PROBLEM TO SOLVE.
Which lines below contain the word "productos"? Copy each of them.

(Page and application data records)
-=-=-=-=-

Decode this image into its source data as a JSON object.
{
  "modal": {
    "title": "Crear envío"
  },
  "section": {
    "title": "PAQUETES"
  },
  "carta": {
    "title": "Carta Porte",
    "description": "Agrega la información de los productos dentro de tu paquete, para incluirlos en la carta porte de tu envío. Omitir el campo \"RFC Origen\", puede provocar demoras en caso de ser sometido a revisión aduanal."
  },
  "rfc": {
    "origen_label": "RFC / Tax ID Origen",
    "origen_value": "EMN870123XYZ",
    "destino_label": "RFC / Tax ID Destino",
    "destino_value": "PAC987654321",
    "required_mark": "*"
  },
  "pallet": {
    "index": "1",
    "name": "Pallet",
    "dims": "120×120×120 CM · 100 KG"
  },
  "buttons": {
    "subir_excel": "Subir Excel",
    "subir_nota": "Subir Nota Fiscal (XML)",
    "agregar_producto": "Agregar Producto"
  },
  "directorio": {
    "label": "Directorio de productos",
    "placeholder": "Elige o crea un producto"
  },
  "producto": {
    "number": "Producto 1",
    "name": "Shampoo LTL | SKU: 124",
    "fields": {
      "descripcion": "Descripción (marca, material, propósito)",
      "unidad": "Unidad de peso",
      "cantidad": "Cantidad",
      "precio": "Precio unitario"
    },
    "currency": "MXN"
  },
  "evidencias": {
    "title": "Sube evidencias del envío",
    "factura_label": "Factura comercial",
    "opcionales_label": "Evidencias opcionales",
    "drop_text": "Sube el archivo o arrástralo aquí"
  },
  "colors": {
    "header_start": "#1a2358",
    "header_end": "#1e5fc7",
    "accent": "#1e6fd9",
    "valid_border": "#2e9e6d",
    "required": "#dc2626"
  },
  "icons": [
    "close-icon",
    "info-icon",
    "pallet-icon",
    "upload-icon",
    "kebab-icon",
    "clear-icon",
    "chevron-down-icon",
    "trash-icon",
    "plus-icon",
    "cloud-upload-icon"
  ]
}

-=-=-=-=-

WRITTEN REPLY.
    "description": "Agrega la información de los productos dentro de tu paquete, para incluirlos en la carta porte de tu envío. Omitir el campo \"RFC Origen\", puede provocar demoras en caso de ser sometido a revisión aduanal."
    "label": "Directorio de productos",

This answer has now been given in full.